has refused to admit two Ukrainian students on the basis that it could not “overlook” its own waiting list. The school’s website says it expects to grow from about 500 students this year, to more than 1,000.
According to an admission notice online, there are 120 places available for first-year students for the next school year, with 358 applications made. The board can set aside 10 per cent of admissions each year for special circumstances.
Minutes of a Naas board of management meeting held on March 29, released under the Freedom of Information Act, said that a discussion was needed on whether to “set aside” the admissions notice as an interim measure due to the war in
There was a discussion around balancing the school’s “moral obligations” with “upholding” the admissions notice. “We need to be careful communicating with parents. If you have a child on the waiting list and we take in a student, we need to be able to explain our rationale,” the minutes said.
The school sought advice from the Kildare and Wicklow Education and Training Board before making a decision. A board meeting on April 25 was told the advice received was that the school could not overlook its waiting list. “Decision made to not offer places to the [two] Ukraine applications ahead of our existing waiting list, as we do not have place in any year group at present,” it said.
The minutes then noted a discussion took place on how the school could help in lieu of offering a place to two students. Both were put on the waiting list for first years.
Last week the Department of Education said that there were “significant variances in available capacity” for refugees. “Where capacity pressures arise, contingency arrangements will be put in place to support education provision for these students,” it said.
Kildare and Wicklow Education and Training Board said where schools have space, applicants must be admitted. “In the event that they are oversubscribed, they must create/add the name to a waiting list of students whose application to the school was unsuccessful.
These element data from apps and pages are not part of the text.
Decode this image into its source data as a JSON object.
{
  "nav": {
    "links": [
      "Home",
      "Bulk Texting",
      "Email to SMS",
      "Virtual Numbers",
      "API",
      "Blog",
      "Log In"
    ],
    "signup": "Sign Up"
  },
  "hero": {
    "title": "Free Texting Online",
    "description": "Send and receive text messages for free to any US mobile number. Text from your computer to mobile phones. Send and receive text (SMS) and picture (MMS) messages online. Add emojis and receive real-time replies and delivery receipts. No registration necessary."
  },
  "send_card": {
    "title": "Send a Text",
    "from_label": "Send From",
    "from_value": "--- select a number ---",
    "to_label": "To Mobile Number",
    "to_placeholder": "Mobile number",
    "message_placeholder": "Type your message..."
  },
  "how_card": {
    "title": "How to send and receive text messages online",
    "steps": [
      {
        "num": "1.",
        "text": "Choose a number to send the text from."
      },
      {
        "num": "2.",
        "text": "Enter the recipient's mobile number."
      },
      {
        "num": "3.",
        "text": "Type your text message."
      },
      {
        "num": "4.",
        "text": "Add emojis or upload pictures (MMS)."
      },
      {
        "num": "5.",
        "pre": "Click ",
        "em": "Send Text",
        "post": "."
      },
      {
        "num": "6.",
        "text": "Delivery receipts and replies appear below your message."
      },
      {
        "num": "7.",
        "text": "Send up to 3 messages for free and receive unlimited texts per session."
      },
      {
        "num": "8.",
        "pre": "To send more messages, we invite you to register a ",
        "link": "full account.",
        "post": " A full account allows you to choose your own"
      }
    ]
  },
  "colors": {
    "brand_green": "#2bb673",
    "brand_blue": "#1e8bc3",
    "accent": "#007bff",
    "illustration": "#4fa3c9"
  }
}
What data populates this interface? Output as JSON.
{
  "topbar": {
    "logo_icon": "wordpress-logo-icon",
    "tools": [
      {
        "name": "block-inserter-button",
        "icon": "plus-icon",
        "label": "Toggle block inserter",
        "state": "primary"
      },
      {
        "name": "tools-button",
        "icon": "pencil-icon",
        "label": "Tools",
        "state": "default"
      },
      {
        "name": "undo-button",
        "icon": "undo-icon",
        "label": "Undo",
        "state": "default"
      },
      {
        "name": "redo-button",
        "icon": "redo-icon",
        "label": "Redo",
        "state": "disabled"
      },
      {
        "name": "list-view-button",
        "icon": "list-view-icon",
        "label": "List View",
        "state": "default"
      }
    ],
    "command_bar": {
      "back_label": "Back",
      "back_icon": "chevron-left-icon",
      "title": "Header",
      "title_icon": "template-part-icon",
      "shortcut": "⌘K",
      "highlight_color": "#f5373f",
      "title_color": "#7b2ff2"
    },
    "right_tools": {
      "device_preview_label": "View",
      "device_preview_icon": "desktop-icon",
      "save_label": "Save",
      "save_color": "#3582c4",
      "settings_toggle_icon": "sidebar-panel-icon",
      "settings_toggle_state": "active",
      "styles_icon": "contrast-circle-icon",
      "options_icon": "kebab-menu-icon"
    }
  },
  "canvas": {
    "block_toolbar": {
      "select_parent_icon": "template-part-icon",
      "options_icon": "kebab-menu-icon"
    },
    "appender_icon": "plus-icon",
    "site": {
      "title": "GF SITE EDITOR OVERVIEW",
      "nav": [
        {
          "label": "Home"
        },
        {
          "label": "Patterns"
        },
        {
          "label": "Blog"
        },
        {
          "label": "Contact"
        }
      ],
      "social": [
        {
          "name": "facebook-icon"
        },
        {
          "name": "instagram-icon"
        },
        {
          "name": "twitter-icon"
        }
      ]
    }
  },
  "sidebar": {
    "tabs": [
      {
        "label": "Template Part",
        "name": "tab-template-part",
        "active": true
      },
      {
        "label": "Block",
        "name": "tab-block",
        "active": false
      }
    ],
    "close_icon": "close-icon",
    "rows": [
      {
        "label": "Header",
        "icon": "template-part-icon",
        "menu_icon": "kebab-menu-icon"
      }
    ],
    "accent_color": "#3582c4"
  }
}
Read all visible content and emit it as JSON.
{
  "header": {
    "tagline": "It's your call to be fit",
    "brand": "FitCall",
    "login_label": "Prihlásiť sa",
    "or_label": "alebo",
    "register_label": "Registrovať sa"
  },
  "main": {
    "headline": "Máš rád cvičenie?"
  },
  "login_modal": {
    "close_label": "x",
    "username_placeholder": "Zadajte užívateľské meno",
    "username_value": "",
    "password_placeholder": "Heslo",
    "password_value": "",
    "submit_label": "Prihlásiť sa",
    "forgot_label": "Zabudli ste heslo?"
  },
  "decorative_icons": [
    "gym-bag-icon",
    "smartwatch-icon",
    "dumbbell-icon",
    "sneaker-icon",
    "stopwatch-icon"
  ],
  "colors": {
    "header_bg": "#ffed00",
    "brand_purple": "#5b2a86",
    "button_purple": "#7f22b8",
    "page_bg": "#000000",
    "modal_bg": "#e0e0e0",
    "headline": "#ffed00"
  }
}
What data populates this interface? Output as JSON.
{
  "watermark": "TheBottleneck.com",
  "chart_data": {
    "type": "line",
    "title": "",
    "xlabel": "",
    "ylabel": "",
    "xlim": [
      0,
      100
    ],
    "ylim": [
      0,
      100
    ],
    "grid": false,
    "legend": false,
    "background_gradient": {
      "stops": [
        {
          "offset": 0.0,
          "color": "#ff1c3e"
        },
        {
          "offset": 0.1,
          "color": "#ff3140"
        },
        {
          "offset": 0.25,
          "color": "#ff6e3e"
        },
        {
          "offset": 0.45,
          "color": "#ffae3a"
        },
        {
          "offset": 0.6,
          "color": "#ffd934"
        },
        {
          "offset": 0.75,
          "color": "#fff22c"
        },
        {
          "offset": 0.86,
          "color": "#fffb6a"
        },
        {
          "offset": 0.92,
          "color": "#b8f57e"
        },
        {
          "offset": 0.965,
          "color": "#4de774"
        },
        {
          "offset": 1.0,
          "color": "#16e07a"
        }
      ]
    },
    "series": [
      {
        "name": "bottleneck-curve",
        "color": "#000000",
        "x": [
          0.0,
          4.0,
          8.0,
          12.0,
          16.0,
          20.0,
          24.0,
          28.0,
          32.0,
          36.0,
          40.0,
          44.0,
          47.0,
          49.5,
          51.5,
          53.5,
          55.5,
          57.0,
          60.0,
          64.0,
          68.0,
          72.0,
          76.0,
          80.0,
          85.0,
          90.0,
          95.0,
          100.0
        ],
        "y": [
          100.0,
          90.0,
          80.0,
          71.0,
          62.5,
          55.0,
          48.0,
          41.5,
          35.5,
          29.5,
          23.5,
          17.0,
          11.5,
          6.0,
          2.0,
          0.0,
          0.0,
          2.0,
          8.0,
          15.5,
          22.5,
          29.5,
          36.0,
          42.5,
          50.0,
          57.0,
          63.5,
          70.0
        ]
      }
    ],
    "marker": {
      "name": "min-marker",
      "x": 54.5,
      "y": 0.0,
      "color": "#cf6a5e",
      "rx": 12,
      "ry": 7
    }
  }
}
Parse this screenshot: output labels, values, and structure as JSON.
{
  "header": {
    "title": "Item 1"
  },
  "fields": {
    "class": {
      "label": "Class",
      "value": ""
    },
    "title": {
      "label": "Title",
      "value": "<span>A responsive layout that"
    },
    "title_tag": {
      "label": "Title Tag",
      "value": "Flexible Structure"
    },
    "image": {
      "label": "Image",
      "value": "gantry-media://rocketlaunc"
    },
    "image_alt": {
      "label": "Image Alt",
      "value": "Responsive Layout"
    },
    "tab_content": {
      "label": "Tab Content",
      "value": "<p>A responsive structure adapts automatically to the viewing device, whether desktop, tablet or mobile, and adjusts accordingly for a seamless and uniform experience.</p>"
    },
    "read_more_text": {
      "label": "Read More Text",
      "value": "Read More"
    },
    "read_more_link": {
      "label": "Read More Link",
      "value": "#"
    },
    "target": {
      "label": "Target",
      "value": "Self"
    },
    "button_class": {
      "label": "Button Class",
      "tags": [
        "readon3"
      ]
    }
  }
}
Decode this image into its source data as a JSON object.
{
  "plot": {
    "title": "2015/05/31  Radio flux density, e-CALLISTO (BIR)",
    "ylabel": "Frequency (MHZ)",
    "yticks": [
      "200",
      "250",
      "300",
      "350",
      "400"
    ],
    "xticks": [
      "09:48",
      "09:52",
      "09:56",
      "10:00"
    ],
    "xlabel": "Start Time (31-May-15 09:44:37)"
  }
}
This waiting list must be used to fill any vacancies that arise during the year.”
The school did not respond to a request for comment. Kildare has a total of 86 Ukrainian students enrolled in primary schools and 29 in secondary schools.